Table View residents are fuming after finding that a taxi that allegedly skipped a red light and knocked a teenager off his bike was on a City list of taxis, which they say proves it shouldn’t have been on the road in the first place.
The taxi’s licence number was found on a list of vehicles that had each been surrendered for thousands of rands in compensation for the roll-out of the MyCiTi service.
Residents have accused the City of failing to address taxi lawlessness in the suburb, and they argue that the list shows the MyCiTi compensation process was flawed.
Tensions over the Table View taxis came to a head when the 15-year-old was knocked off his bicycle in the “hit-and-run” on Saturday November 19. A witness noted down the registration number of the taxi that had allegedly hit the teen.
A few days later, residents helped to apprehend the driver of the vehicle but he was later released by the police after claiming he had not been diving the taxi at the time of the collision with the teen (“Call for Table View taxi clampdown,” Tabletalk November 30).

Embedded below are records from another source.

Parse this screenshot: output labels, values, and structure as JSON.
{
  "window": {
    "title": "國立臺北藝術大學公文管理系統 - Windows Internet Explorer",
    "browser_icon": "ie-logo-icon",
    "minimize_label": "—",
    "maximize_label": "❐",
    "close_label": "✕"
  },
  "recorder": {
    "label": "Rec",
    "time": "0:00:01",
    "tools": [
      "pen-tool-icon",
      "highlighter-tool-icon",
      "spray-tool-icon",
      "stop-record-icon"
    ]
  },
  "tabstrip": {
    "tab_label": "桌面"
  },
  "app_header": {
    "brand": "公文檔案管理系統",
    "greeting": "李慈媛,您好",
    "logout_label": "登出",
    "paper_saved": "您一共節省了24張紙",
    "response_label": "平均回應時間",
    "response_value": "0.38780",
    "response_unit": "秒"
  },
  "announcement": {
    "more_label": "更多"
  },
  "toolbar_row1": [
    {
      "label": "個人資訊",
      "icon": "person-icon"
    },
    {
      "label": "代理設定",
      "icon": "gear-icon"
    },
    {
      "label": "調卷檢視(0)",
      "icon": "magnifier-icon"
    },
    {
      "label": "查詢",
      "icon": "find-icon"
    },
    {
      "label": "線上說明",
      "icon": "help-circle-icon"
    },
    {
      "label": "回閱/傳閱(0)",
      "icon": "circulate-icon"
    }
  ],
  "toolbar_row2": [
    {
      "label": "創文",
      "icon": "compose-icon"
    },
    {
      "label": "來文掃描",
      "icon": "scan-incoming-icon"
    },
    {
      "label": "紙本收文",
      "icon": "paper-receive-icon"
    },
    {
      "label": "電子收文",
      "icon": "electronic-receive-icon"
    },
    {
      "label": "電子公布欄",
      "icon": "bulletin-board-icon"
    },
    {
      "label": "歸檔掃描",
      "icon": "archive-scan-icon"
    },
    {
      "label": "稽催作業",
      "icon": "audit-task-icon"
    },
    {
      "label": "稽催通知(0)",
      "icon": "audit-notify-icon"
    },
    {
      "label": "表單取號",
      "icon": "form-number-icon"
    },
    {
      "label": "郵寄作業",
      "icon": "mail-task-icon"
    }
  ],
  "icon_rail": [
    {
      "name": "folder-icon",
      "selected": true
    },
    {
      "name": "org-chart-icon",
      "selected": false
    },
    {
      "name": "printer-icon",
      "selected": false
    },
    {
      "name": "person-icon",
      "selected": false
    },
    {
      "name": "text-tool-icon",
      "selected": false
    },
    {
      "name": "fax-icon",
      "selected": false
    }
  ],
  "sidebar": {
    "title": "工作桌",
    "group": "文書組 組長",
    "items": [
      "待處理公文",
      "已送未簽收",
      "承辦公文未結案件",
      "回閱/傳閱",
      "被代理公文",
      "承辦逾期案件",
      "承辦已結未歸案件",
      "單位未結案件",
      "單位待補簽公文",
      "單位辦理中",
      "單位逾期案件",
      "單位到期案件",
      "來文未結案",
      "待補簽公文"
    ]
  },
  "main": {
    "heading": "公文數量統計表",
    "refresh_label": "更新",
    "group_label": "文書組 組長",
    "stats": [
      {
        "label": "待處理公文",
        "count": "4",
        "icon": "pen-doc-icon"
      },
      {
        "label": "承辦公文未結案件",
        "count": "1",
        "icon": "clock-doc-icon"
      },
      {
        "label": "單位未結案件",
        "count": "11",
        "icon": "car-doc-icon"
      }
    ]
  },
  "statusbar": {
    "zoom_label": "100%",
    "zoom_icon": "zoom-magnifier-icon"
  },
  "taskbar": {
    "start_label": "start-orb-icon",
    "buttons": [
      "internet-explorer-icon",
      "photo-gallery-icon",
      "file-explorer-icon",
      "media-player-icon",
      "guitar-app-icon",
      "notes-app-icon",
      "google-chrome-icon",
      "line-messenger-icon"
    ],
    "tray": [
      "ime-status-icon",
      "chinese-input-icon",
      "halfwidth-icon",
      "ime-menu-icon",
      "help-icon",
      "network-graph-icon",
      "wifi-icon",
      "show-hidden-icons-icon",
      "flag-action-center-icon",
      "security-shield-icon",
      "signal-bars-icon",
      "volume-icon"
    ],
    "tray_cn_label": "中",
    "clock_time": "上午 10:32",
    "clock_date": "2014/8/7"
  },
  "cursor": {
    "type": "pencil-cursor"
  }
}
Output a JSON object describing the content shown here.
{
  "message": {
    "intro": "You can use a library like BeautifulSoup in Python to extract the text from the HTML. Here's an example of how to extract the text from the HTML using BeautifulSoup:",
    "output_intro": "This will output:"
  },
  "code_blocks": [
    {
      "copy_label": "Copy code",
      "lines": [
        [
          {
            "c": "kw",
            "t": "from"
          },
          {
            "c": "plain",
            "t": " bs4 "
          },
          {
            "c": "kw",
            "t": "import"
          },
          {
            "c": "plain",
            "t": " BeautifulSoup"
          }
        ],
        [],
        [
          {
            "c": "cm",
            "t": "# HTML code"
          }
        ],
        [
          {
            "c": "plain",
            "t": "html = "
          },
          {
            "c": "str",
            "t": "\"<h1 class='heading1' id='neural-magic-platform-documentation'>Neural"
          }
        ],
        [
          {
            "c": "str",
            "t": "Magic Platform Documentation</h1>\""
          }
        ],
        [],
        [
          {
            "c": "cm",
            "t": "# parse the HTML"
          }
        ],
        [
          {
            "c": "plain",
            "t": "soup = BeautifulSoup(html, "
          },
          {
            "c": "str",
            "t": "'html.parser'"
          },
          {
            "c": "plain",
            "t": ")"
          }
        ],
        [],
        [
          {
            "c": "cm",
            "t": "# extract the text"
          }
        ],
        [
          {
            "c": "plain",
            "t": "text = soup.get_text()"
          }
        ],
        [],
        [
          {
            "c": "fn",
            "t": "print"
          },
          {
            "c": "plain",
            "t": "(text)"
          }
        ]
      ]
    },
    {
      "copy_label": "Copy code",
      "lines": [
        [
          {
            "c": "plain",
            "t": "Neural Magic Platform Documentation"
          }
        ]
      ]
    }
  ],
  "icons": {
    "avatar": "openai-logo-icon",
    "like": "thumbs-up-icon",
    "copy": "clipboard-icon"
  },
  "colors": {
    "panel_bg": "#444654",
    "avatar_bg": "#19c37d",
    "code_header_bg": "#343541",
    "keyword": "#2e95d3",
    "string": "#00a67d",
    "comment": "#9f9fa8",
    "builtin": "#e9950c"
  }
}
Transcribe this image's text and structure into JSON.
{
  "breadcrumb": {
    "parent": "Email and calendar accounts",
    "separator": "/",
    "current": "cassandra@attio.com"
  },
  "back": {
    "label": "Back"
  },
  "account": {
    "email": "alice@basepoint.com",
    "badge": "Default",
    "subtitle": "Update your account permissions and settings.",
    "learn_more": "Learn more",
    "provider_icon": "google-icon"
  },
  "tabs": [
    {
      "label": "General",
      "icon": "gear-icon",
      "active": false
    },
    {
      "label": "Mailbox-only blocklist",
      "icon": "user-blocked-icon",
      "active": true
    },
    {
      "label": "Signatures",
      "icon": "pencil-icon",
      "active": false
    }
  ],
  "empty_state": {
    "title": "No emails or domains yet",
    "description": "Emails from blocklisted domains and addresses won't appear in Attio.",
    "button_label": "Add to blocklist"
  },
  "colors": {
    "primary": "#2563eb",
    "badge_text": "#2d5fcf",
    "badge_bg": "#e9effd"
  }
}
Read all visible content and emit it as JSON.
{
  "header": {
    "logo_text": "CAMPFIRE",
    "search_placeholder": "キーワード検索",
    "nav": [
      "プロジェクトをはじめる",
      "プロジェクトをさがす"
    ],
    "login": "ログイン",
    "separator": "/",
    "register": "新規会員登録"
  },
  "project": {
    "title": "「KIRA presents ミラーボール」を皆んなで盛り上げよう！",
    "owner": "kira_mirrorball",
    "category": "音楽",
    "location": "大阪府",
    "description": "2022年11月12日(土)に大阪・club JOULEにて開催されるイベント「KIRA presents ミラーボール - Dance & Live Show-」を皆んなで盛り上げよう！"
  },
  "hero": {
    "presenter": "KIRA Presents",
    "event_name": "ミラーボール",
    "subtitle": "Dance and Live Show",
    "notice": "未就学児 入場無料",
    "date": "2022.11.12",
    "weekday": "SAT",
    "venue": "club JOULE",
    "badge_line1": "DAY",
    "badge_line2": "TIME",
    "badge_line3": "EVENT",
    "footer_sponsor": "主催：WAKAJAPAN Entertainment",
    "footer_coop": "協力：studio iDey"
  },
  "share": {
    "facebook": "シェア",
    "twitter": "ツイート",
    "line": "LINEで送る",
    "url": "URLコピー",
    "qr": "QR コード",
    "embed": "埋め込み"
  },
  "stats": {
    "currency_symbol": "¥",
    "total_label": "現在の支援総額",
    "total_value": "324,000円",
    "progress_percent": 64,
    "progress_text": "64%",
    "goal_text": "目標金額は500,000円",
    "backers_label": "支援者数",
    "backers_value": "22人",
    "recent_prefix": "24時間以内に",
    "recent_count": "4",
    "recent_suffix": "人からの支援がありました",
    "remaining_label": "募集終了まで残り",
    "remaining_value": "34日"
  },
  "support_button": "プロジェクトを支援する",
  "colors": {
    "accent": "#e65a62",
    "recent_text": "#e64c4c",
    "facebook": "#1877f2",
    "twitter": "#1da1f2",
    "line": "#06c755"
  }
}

Now the surfacing of the list of surrendered taxis bearing the licence number of the taxi that allegedly hit and injured the teenager has only fuelled tensions between the City and residents.
The City claims to have removed 615 taxi operating licences and suspended 494 vehicles from the area, since the MyCiTi roll-out.
However, Table View resident Werner van Tonder who acquired the list of surrendered taxis from Brett Herron, mayoral committee member for transport, noticed that the registration number of the taxi linked to the “hit and run” matched that of a vehicle on the list.
After Mr Van Tonder shared this information on the Table View Frustrated Ratepayers’ Facebook page, Western Cape Action Forum chairman Des Palm wrote to JP Smith, mayoral committee member for safety and security, demanding to know why the vehicle was still operating in the area.
“I now wish to hear your explanation for why a taxi, which was surrendered under the compensation scheme, was involved in a near fatal accident. In our view the fact that the City did not exercise due diligence in assuring this vehicle is off the road, makes them complicit in this matter,” he said.
Mr Palm said the compensation process had been “flawed”.
Residents also quickly voiced their outrage on social media.
Mike Hahn said: “(Taxis) should be off the roads. Don’t think the City deserves our trust sadly.”
Heidi Olah: “Sounds like a criminal matter this. Fraud?”
Alex Lepnik: “Yes. Only tip of the iceberg. The clean audit I questioned for years.”
Mike Clery: “This doesn’t surprise me at all. I doubt that there’s any supervision of the ‘bought out’ taxi operators at all. Half a billion rand down the drain.”
However, Mr Herron said there were special circumstances when one operating licence was surrendered for the vehicle, but not the operating licence for a long-distance service.
“Suchexemptionsare important and necessary as the MyCiTi service did not replace the long-distance minibus-taxi services. I want to reiterate, should Transport for Cape Town find that the driver of this vehicle provided a taxi service in the Table View area, this would be illegal and the City’s Traffic Services will institute a Section 79 hearing to have the licence cancelled.
“In addition, the City will institute a legal claim against the owner for a refund of the compensation paid,” he said.
Compensation for operating licences had been provided on a “case-by-case” basis, while those surrendering a vehicle had received R70 000.
The operating licence linked to the vehicle registration number residents had spotted on the list had been exempted from being surrendered as the taxi operator provided long-distance services to the Eastern Cape, said Mr Herron.
The list, he added, had since been updated showing that 121 vehicles had been exempted..